App and web page records:
======

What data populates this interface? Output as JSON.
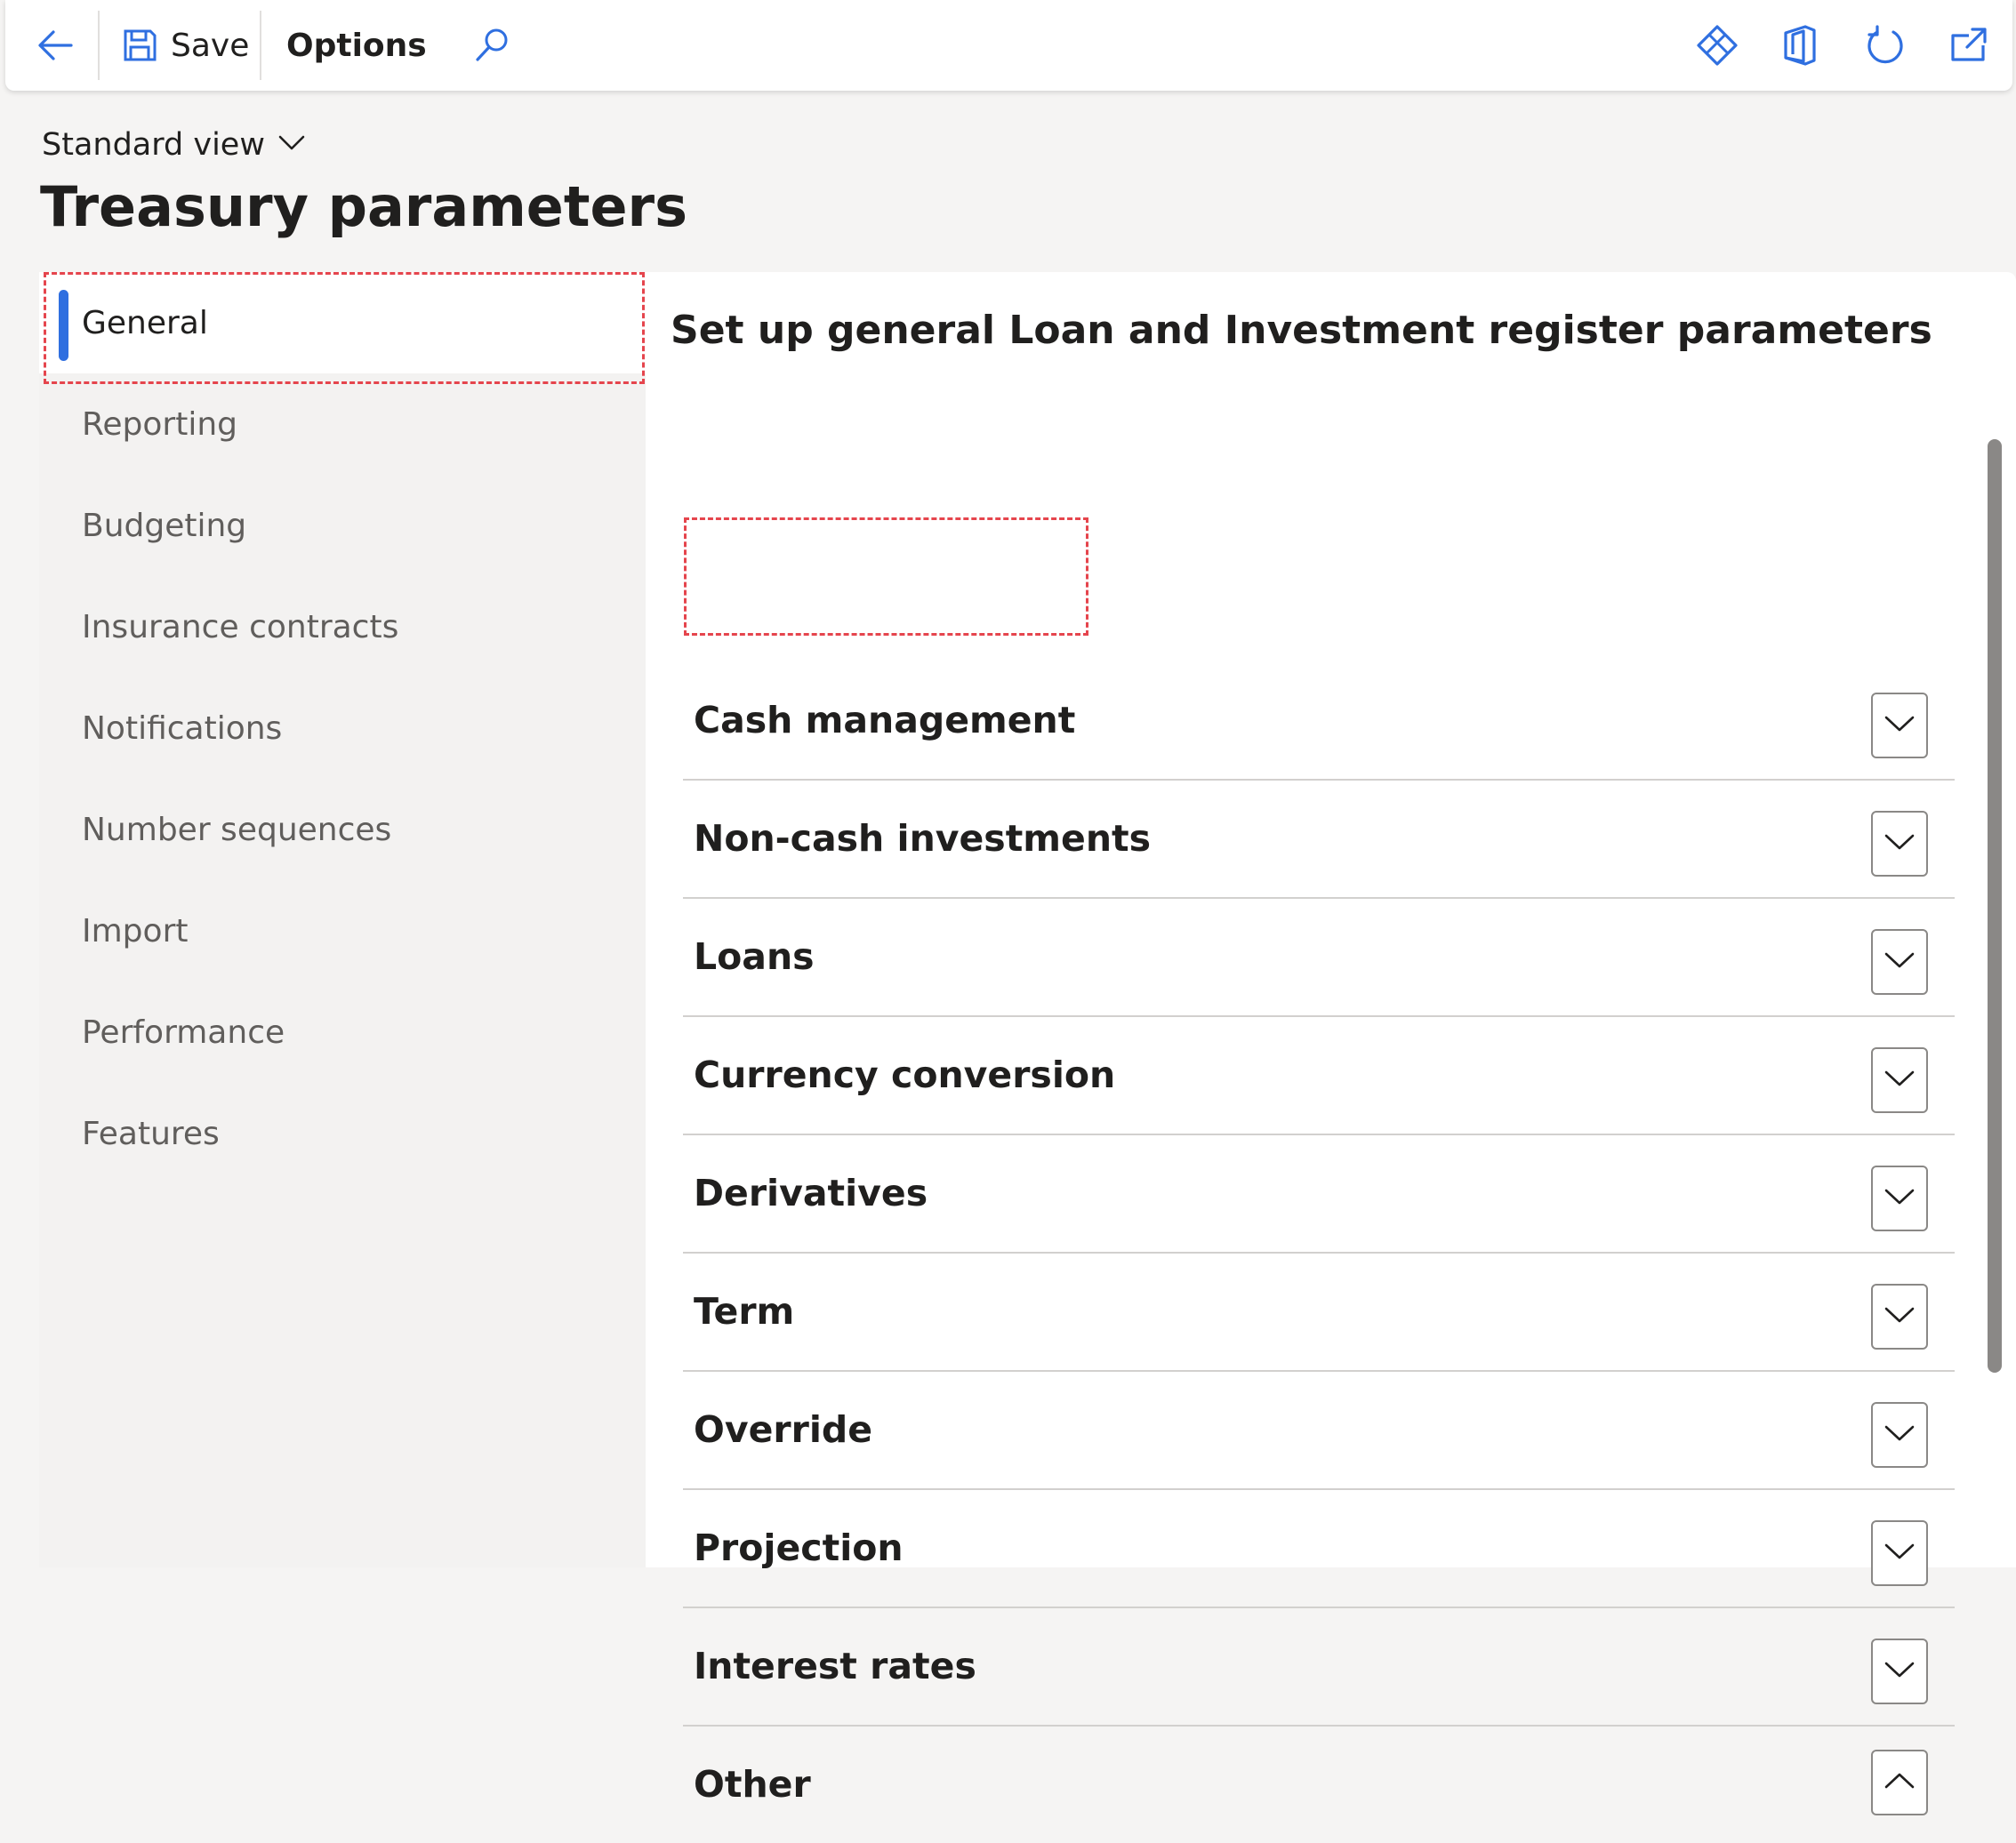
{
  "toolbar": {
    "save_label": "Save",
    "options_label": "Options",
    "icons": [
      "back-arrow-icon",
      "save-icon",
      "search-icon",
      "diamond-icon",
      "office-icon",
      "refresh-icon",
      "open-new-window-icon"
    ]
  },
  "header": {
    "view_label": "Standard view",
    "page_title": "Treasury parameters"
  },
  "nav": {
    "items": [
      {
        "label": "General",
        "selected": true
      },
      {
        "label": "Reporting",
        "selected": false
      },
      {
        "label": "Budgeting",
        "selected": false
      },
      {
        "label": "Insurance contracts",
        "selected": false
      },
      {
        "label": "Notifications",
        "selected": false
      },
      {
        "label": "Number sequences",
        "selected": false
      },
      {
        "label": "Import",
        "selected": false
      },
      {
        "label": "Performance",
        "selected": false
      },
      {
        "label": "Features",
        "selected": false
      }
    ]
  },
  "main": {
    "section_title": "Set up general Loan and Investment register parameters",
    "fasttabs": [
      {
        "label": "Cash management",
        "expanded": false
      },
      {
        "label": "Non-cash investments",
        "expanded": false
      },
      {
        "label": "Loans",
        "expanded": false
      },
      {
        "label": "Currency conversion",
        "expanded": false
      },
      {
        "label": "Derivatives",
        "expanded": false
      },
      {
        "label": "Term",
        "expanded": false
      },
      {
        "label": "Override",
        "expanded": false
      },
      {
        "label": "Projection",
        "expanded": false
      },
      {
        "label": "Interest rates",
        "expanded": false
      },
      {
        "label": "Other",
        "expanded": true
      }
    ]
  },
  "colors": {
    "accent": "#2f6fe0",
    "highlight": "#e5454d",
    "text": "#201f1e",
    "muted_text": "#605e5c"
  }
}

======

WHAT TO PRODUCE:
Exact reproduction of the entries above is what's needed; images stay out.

RESPONSE AREA:
What data populates this interface? Output as JSON.
{
  "toolbar": {
    "save_label": "Save",
    "options_label": "Options",
    "icons": [
      "back-arrow-icon",
      "save-icon",
      "search-icon",
      "diamond-icon",
      "office-icon",
      "refresh-icon",
      "open-new-window-icon"
    ]
  },
  "header": {
    "view_label": "Standard view",
    "page_title": "Treasury parameters"
  },
  "nav": {
    "items": [
      {
        "label": "General",
        "selected": true
      },
      {
        "label": "Reporting",
        "selected": false
      },
      {
        "label": "Budgeting",
        "selected": false
      },
      {
        "label": "Insurance contracts",
        "selected": false
      },
      {
        "label": "Notifications",
        "selected": false
      },
      {
        "label": "Number sequences",
        "selected": false
      },
      {
        "label": "Import",
        "selected": false
      },
      {
        "label": "Performance",
        "selected": false
      },
      {
        "label": "Features",
        "selected": false
      }
    ]
  },
  "main": {
    "section_title": "Set up general Loan and Investment register parameters",
    "fasttabs": [
      {
        "label": "Cash management",
        "expanded": false
      },
      {
        "label": "Non-cash investments",
        "expanded": false
      },
      {
        "label": "Loans",
        "expanded": false
      },
      {
        "label": "Currency conversion",
        "expanded": false
      },
      {
        "label": "Derivatives",
        "expanded": false
      },
      {
        "label": "Term",
        "expanded": false
      },
      {
        "label": "Override",
        "expanded": false
      },
      {
        "label": "Projection",
        "expanded": false
      },
      {
        "label": "Interest rates",
        "expanded": false
      },
      {
        "label": "Other",
        "expanded": true
      }
    ]
  },
  "colors": {
    "accent": "#2f6fe0",
    "highlight": "#e5454d",
    "text": "#201f1e",
    "muted_text": "#605e5c"
  }
}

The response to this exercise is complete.